ACTIVITY
Show every line below where "current" can be found.

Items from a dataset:
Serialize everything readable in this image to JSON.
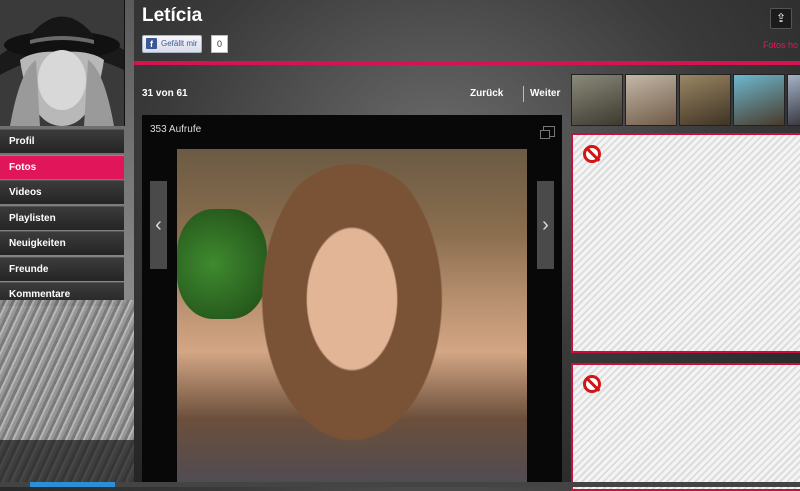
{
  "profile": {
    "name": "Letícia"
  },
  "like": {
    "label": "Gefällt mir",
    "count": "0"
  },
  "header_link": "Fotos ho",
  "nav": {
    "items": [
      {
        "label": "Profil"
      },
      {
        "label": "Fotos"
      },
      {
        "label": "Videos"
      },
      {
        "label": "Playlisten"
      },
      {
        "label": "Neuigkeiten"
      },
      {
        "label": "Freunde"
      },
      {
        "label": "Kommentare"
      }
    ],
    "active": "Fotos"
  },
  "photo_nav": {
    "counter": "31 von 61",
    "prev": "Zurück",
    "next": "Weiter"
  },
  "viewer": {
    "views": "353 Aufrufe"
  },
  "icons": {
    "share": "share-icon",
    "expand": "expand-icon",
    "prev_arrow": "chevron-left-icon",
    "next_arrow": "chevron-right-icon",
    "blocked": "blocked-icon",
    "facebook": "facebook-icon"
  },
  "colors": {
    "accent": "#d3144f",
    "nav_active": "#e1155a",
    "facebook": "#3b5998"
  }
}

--

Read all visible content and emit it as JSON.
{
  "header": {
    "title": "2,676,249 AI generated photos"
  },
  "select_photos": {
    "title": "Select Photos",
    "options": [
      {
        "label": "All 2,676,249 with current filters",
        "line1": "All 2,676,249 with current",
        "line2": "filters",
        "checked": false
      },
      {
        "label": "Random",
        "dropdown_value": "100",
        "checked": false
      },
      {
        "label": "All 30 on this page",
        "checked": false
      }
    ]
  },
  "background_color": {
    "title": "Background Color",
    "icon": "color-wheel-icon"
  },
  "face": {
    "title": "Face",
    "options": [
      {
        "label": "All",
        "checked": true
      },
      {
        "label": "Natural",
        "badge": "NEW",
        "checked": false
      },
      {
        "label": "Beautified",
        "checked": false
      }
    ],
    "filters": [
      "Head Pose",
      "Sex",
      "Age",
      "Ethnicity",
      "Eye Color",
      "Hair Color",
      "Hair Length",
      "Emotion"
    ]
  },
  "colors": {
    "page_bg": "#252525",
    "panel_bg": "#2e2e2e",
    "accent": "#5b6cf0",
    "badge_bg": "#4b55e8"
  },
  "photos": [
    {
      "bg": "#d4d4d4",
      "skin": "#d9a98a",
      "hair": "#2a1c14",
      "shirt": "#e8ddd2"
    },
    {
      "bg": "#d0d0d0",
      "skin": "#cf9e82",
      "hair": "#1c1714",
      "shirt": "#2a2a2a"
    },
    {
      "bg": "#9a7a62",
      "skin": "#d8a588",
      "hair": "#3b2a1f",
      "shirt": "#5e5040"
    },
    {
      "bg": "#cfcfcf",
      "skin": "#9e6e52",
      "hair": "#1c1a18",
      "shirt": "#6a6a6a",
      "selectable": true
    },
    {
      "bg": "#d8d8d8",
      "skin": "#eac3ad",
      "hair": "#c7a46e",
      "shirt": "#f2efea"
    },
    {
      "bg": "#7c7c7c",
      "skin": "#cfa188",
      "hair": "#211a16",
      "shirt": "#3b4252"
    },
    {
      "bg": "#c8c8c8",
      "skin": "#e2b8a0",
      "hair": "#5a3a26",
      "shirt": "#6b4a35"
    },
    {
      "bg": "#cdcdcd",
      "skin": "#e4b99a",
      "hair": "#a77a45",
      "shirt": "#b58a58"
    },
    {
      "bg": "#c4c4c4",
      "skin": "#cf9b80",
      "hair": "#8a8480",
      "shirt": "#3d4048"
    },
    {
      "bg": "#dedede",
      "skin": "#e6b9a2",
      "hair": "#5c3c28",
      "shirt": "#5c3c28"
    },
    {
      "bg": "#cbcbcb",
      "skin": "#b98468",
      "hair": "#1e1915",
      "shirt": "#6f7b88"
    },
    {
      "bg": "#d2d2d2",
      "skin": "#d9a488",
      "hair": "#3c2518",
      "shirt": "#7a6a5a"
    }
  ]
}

SOLVED EXERCISE
        "label": "All 2,676,249 with current filters",
        "line1": "All 2,676,249 with current",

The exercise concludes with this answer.